TASK DIRECTIONS
Scan the data. Collect each line that contains the word "accent".

App and web page records:
== == ==

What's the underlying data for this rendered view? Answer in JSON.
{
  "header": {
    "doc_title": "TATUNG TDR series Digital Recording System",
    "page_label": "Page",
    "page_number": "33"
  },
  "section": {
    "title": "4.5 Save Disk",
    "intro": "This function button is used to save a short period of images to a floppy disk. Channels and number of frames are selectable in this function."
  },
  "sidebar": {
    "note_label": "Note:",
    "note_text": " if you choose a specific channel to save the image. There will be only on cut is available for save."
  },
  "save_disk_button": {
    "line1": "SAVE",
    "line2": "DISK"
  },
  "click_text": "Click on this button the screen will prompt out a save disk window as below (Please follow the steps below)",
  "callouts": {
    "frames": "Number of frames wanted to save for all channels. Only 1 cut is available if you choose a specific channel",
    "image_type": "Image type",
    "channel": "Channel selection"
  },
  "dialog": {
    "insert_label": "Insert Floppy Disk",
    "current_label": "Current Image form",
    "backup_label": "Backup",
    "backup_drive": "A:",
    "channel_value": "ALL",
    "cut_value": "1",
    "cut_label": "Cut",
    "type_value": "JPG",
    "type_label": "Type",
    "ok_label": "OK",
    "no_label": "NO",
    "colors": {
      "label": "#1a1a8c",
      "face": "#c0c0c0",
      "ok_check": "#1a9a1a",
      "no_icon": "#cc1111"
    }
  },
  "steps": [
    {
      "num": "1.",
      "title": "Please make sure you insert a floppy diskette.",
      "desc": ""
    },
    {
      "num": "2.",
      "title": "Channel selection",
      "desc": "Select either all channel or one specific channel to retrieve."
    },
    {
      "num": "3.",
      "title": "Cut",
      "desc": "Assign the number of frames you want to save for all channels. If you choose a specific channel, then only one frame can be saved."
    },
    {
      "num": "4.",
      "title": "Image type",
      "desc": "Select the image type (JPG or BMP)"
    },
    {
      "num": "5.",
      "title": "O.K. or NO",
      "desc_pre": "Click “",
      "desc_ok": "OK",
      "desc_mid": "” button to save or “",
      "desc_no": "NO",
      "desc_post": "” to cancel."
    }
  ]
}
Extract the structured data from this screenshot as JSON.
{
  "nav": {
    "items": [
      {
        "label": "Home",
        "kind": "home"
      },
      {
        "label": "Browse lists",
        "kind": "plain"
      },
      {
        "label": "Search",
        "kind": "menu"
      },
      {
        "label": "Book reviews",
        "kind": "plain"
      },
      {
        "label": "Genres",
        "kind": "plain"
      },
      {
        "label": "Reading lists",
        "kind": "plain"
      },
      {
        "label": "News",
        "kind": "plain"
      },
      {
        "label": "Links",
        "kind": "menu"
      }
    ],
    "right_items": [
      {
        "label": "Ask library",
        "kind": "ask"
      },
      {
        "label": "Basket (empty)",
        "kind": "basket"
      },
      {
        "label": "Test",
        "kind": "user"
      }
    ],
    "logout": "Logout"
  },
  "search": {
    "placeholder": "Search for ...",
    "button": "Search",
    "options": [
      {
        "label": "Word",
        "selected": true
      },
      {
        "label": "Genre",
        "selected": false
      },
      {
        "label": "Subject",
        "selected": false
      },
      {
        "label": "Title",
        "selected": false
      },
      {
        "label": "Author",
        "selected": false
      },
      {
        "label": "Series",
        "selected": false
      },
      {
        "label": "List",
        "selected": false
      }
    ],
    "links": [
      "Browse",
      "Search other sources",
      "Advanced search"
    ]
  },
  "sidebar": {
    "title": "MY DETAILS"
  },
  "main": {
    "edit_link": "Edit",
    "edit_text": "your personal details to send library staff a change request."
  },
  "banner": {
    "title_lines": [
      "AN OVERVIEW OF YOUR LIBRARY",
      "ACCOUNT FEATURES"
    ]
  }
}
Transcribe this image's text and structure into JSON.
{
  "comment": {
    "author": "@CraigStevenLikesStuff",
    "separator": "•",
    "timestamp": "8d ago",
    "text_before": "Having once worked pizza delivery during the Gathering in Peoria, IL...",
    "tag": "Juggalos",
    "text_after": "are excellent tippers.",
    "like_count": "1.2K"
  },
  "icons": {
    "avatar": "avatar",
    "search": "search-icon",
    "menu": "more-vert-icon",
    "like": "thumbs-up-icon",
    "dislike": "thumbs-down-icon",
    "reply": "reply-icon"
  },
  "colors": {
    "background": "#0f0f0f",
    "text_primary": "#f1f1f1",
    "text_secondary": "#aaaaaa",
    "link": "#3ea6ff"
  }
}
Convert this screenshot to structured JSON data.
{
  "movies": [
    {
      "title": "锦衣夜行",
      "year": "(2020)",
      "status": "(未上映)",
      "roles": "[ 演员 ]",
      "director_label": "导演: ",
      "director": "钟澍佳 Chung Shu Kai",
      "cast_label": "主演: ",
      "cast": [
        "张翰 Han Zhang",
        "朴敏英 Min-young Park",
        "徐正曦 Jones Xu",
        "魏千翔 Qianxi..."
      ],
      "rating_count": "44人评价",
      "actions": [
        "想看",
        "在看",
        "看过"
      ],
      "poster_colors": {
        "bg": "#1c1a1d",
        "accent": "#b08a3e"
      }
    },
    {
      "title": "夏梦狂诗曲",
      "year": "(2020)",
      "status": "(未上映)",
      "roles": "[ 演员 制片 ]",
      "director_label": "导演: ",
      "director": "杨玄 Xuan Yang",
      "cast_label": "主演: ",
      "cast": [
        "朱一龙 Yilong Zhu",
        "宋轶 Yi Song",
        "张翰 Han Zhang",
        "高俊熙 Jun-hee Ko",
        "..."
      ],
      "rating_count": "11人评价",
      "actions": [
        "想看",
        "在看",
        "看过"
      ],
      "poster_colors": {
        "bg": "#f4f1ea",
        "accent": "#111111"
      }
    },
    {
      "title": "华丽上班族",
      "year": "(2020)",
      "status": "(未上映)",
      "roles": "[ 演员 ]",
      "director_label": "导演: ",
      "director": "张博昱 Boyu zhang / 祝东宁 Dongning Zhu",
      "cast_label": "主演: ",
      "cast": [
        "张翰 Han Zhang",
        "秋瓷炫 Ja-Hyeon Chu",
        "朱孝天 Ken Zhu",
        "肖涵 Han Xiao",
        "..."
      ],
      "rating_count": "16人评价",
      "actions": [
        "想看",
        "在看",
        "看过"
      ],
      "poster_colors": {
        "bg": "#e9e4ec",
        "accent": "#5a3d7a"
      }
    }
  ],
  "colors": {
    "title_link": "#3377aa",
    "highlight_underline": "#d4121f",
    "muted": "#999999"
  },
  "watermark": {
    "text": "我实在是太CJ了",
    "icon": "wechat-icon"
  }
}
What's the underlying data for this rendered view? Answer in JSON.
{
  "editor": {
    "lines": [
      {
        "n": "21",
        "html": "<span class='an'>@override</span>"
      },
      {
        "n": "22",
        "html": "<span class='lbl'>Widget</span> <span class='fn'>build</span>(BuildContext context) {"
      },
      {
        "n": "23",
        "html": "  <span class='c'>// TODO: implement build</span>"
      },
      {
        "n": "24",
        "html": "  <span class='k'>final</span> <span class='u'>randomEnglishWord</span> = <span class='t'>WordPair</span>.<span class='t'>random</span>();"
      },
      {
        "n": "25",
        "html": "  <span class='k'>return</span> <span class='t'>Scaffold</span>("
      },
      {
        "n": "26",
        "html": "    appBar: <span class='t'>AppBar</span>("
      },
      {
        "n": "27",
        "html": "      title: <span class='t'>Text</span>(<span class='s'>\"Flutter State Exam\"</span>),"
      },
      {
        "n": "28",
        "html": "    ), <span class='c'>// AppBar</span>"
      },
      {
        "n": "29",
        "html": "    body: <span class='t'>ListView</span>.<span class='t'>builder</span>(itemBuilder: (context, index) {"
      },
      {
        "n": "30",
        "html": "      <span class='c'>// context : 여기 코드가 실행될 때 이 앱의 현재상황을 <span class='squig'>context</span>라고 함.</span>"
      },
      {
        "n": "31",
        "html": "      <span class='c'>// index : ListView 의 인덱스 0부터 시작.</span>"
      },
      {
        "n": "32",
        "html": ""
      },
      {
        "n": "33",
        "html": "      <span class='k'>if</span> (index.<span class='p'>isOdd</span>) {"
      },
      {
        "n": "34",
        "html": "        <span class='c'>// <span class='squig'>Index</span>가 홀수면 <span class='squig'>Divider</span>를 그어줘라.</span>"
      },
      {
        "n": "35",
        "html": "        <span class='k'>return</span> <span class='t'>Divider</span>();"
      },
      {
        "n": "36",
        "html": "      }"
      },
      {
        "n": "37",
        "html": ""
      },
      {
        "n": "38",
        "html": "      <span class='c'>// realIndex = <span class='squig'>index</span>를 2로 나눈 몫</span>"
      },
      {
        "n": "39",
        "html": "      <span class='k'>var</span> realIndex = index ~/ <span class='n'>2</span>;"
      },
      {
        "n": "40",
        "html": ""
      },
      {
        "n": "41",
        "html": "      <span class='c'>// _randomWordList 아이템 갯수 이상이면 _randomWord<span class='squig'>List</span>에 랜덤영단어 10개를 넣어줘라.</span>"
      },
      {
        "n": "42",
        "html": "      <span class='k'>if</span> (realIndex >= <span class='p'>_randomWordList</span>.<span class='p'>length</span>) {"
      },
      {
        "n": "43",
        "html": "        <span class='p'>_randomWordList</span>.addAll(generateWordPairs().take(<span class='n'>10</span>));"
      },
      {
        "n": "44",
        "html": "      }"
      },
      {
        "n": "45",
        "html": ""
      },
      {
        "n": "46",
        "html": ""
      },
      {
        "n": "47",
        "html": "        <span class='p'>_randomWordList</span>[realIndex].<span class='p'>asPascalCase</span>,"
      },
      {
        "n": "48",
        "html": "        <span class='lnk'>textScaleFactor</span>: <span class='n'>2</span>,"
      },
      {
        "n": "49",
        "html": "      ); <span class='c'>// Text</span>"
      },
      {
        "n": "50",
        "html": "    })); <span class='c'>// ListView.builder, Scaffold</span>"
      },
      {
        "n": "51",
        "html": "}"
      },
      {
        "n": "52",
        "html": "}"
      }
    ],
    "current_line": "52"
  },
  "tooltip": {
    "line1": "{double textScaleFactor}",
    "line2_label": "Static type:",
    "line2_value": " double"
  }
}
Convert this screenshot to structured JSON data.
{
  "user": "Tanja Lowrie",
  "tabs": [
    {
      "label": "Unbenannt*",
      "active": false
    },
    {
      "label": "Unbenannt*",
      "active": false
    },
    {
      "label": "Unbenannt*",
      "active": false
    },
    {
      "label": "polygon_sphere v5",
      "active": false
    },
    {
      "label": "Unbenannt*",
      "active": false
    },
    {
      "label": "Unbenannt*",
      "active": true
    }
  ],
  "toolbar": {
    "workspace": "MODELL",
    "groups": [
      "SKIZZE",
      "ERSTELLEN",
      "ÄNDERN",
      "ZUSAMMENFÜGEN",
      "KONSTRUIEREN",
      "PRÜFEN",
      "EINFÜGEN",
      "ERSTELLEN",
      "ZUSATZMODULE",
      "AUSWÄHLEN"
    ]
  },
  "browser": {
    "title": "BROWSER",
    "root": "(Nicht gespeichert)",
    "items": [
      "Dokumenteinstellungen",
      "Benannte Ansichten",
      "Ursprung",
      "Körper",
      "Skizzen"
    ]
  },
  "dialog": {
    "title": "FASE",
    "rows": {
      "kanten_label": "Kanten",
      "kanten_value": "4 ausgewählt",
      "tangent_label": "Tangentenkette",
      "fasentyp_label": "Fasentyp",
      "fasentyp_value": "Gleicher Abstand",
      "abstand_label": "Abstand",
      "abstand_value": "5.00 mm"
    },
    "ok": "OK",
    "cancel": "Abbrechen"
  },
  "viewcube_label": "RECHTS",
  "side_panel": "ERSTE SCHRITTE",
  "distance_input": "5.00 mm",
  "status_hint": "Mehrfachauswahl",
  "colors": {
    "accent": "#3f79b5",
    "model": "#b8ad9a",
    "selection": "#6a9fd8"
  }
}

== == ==

OUTPUT OF THE TASK
        "accent": "#b08a3e"
        "accent": "#111111"
        "accent": "#5a3d7a"
    "accent": "#3f79b5",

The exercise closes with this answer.